Photo - Dr Serena Lee, Professor Brendan Mackey, and Dr Willow Hallgren from the Griffith Climate Change Response Program with guest Professor Park.

On 21 August 2018, special guest Professor Patrick Nunn, Associate Director, Sustainability Research Centre, University of Sunshine Coast presented a seminar: Improving the Effectiveness and Sustainability of Climate-Change Adaptation Outcomes in the Pacific.  The seminar included a discussion about the role of faith/spirituality in contributing to the acceptance of adaptation by affected communities, especially those in rural parts of the Pacific Islands region where environmental governance (and decision-making more generally) is commonly filtered through religious beliefs was the focus of some of the discussion.

Photo - Professor Brendan Mackey (Griffith Climate Change Response Program) and Professor Nunn.

On 15 August 2018 Professor Brendan Mackey, Director of the Griffith Climate Change Response Program, presented a seminar at the Centre for Tropical Environmental and Sustainability Science at the James Cook University in Cairns. The abstract for his seminar was: Ecosystems throughout the world are being degraded from modern developments including industrial scale land use and transport infrastructure. At the same time, we are experiencing unprecedented human-forced climate change. Together, they are leading to a break down in natural connectivity and dramatic shifts in ecosystem dynamics and species responses. Large scale connectivity conservation has been proposed as an appropriate and necessary response to these threats to ecosystem integrity and biodiversity.

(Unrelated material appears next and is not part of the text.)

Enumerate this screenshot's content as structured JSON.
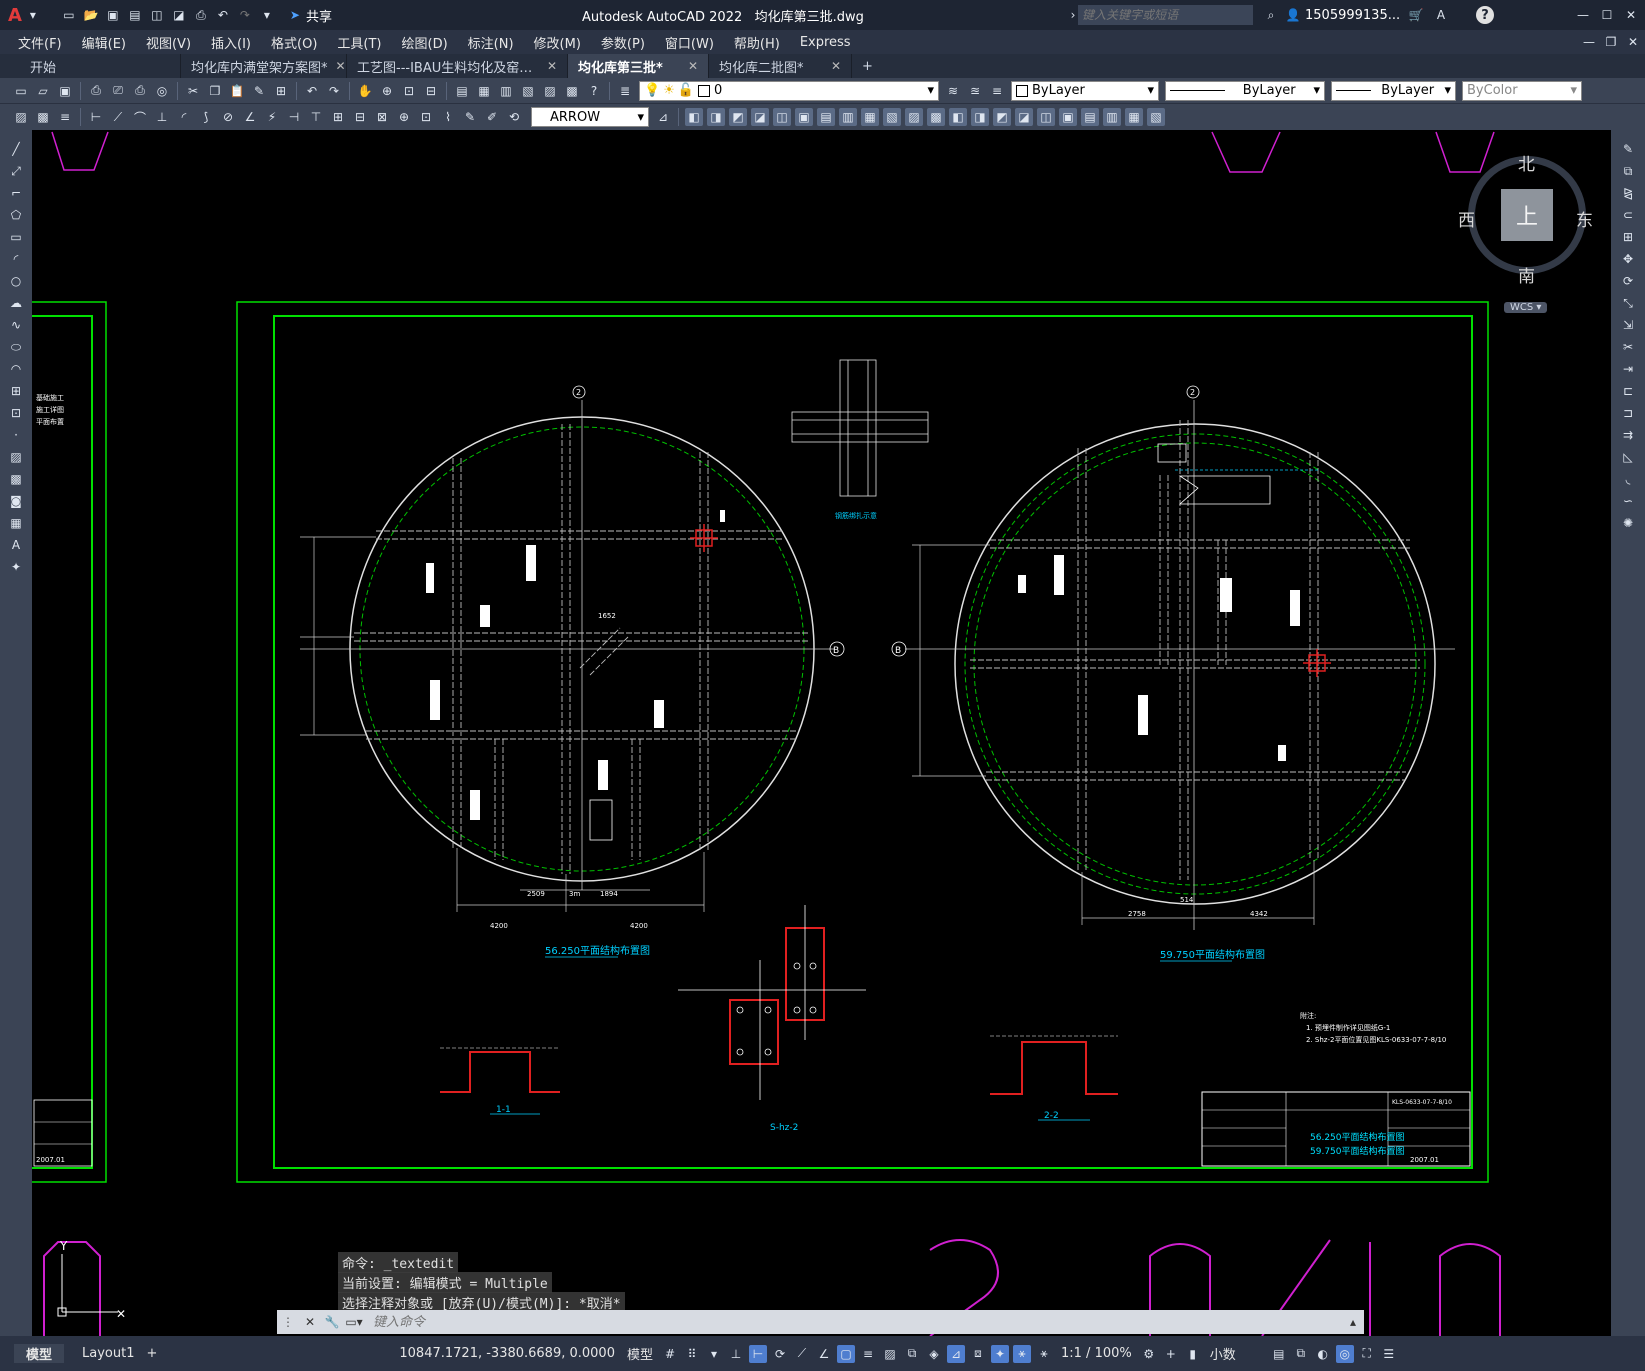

The Griffith Climate Change Response Program was a sponsor of the Narratives of Climate Change Symposium which was held at the University of Newcastle on 5 & 6 July 2018. The symposium was an interdisciplinary collaboration inspired by the possibility that the gap between scientific knowledge and effective political, legal and social action can be bridged by alternative forms of narrative, incorporated into and developed by artistic creations, works of fiction, social and other media, performances of all types including theatrical, activist and absurdist, visionary planning and innovative litigation such as the Children’s Trust lawsuits.

Dr Esther Onyango (in photo) presented at the Symposium as did Professor Brendan Mackey of the Griffith Climate Change Response Program.

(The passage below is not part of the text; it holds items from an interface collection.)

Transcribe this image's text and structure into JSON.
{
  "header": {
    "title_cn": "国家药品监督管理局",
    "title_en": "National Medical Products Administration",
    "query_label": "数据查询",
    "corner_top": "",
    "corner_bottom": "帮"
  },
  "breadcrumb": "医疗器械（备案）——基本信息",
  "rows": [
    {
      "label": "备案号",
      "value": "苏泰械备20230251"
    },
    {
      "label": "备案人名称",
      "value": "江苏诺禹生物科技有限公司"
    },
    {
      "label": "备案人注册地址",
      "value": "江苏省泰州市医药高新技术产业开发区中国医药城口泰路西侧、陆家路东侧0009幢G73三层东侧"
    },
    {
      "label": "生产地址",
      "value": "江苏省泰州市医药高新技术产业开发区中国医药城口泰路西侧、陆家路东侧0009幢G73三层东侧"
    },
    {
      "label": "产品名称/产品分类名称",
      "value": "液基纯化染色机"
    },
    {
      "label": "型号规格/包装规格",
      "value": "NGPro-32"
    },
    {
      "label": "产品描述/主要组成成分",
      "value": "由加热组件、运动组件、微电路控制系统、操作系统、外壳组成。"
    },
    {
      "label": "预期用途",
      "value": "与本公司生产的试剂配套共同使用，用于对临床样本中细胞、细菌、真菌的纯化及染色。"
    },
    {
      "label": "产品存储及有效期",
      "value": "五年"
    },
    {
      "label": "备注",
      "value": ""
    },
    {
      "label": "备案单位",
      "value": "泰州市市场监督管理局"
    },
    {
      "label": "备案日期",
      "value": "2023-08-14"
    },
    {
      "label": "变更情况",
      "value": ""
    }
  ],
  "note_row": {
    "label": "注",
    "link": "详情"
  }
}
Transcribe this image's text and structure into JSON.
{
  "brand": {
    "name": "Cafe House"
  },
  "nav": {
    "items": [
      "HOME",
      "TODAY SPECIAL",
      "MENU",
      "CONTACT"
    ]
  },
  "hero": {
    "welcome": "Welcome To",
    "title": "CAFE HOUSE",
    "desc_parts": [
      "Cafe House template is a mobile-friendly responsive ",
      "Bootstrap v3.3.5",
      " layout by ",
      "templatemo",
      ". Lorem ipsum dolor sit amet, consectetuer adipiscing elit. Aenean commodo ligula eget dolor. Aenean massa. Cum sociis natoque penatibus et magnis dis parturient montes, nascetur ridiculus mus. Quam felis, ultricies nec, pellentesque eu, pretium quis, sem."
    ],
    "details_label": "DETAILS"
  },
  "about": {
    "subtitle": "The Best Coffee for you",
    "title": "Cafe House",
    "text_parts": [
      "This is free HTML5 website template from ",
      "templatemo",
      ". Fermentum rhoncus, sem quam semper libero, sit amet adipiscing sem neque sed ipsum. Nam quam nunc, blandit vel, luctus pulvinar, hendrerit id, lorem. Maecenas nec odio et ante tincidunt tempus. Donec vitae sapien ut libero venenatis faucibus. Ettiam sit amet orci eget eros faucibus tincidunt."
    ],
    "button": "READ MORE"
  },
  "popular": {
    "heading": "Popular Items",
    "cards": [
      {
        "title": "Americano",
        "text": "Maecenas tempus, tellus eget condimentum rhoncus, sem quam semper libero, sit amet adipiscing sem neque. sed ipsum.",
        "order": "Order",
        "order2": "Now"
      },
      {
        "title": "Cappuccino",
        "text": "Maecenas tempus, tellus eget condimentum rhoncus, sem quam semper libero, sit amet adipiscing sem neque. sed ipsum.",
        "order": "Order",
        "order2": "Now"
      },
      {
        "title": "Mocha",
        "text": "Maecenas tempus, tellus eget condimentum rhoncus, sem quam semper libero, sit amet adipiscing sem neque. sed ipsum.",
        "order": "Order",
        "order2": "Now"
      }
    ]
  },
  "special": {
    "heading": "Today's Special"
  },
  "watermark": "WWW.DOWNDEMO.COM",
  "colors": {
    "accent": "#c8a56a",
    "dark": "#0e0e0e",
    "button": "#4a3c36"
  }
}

Want more snapshots from activities and meetings?

Griffith Climate Change Response Program